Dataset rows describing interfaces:
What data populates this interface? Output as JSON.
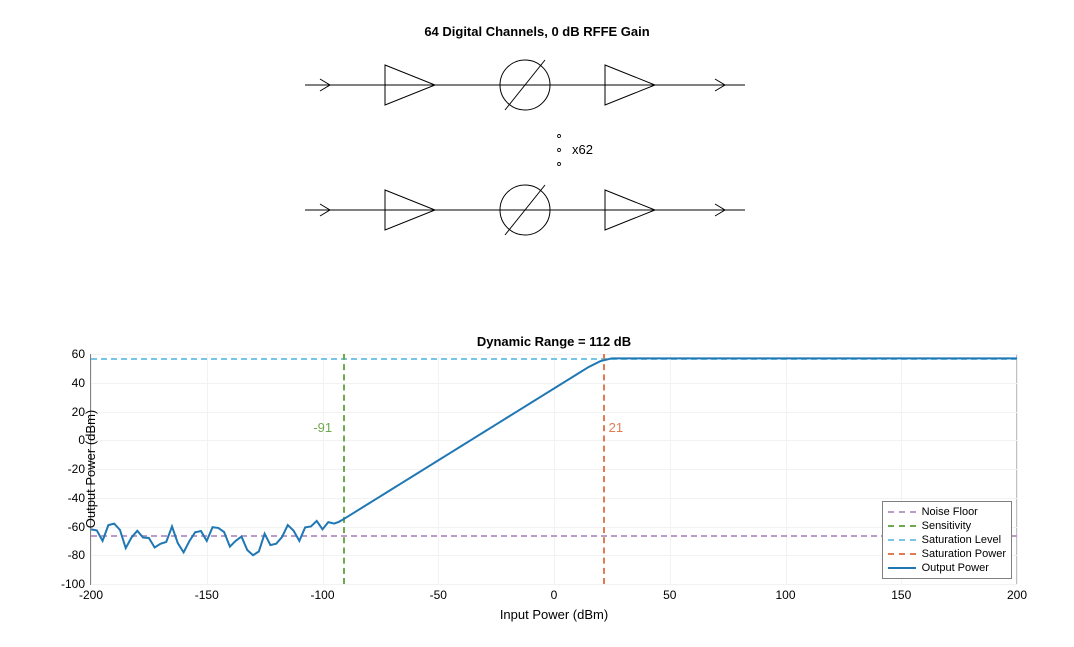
{
  "top_title": "64 Digital Channels, 0 dB RFFE Gain",
  "replicate_label": "x62",
  "chart_data": {
    "type": "line",
    "title": "Dynamic Range = 112 dB",
    "xlabel": "Input Power (dBm)",
    "ylabel": "Output Power (dBm)",
    "xlim": [
      -200,
      200
    ],
    "ylim": [
      -100,
      60
    ],
    "ref_lines": {
      "noise_floor_y": -66,
      "sensitivity_x": -91,
      "saturation_level_y": 57,
      "saturation_power_x": 21
    },
    "annotations": {
      "sensitivity_label": "-91",
      "saturation_power_label": "21"
    },
    "series": [
      {
        "name": "Output Power",
        "x": [
          -200,
          -195,
          -190,
          -185,
          -180,
          -175,
          -170,
          -165,
          -160,
          -155,
          -150,
          -145,
          -140,
          -135,
          -130,
          -125,
          -120,
          -115,
          -110,
          -105,
          -100,
          -95,
          -91,
          -85,
          -80,
          -75,
          -70,
          -65,
          -60,
          -55,
          -50,
          -45,
          -40,
          -35,
          -30,
          -25,
          -20,
          -15,
          -10,
          -5,
          0,
          5,
          10,
          15,
          20,
          25,
          30,
          35,
          40,
          200
        ],
        "y": [
          -62,
          -70,
          -58,
          -75,
          -63,
          -68,
          -72,
          -60,
          -78,
          -64,
          -70,
          -61,
          -74,
          -67,
          -80,
          -65,
          -72,
          -59,
          -70,
          -60,
          -62,
          -58,
          -55,
          -49,
          -44,
          -39,
          -34,
          -29,
          -24,
          -19,
          -14,
          -9,
          -4,
          1,
          6,
          11,
          16,
          21,
          26,
          31,
          36,
          41,
          46,
          51,
          55,
          57,
          57,
          57,
          57,
          57
        ]
      }
    ],
    "legend": [
      "Noise Floor",
      "Sensitivity",
      "Saturation Level",
      "Saturation Power",
      "Output Power"
    ],
    "colors": {
      "noise_floor": "#ba9bc9",
      "sensitivity": "#6fa84f",
      "saturation_level": "#79c5e6",
      "saturation_power": "#e07b54",
      "output_power": "#1f77b4"
    }
  }
}
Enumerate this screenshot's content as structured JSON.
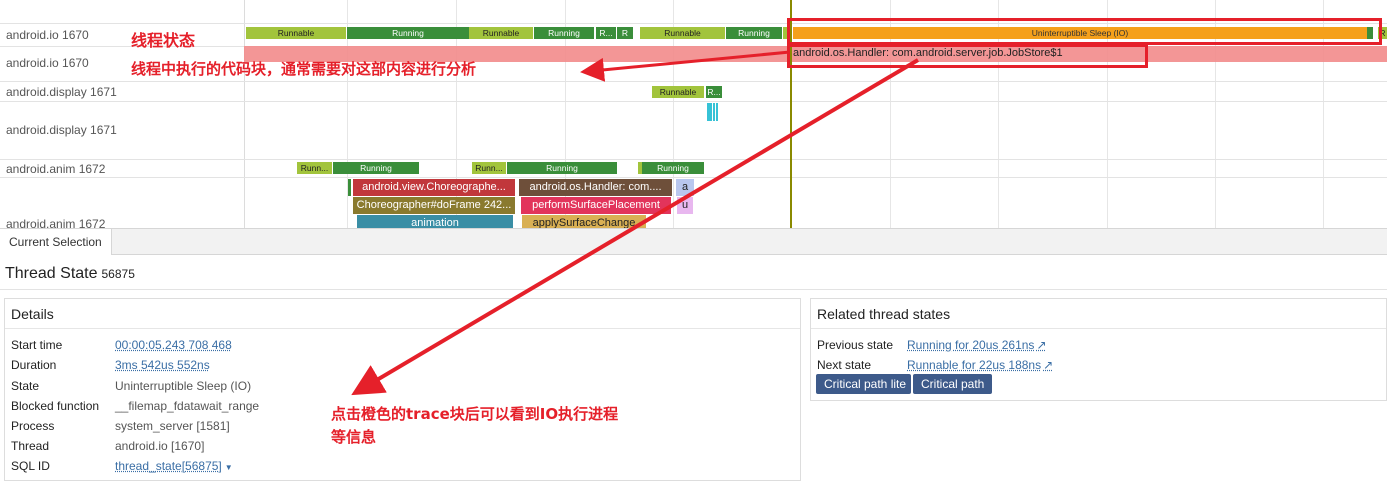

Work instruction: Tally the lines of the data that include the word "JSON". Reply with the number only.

Result for this exercise: 2